◆ YOUR INSTRUCTIONS ◆
Collect all lines below with the string "view".

◆ INFORMATION GIVEN ◆
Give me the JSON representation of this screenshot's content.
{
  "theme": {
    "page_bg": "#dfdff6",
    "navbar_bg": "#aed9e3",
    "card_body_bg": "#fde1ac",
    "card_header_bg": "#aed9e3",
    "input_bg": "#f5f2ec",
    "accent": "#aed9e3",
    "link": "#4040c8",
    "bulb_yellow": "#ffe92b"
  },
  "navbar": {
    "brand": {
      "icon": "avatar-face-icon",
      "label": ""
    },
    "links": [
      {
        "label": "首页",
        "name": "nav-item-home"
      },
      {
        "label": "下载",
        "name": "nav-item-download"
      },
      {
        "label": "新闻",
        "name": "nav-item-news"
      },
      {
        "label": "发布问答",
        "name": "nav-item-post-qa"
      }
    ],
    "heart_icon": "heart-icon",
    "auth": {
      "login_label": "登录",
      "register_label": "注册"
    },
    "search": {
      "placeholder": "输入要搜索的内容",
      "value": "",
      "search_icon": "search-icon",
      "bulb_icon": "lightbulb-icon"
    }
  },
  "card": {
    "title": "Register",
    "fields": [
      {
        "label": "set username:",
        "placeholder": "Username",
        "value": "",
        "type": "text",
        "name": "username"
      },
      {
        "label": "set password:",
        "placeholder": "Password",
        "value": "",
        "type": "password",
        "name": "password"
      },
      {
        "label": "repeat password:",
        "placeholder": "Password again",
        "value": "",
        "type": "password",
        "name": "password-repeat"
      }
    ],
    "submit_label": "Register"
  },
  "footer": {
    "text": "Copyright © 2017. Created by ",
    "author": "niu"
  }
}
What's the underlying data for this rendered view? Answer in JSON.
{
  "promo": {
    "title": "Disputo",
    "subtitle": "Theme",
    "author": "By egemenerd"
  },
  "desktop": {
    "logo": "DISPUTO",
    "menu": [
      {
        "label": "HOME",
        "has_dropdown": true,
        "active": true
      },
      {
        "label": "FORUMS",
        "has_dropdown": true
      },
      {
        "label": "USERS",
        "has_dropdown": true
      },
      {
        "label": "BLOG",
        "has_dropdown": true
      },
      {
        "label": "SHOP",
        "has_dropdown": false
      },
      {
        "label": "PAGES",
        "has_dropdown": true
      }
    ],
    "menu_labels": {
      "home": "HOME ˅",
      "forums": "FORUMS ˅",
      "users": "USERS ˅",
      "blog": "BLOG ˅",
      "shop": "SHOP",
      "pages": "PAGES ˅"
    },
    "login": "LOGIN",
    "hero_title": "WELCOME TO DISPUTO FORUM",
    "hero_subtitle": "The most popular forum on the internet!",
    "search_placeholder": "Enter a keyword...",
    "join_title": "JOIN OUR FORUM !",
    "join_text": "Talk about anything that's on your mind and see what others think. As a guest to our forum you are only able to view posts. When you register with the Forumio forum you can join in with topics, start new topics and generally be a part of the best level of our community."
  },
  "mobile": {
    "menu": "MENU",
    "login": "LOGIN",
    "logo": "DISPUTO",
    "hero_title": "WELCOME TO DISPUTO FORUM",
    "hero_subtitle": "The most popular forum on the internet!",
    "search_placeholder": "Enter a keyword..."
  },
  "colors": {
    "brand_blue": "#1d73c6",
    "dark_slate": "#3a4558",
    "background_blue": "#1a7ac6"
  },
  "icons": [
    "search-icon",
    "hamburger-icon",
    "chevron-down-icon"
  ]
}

◆ TASK RESULT ◆
What's the underlying data for this rendered view? Answer in JSON.
    "join_text": "Talk about anything that's on your mind and see what others think. As a guest to our forum you are only able to view posts. When you register with the Forumio forum you can join in with topics, start new topics and generally be a part of the best level of our community."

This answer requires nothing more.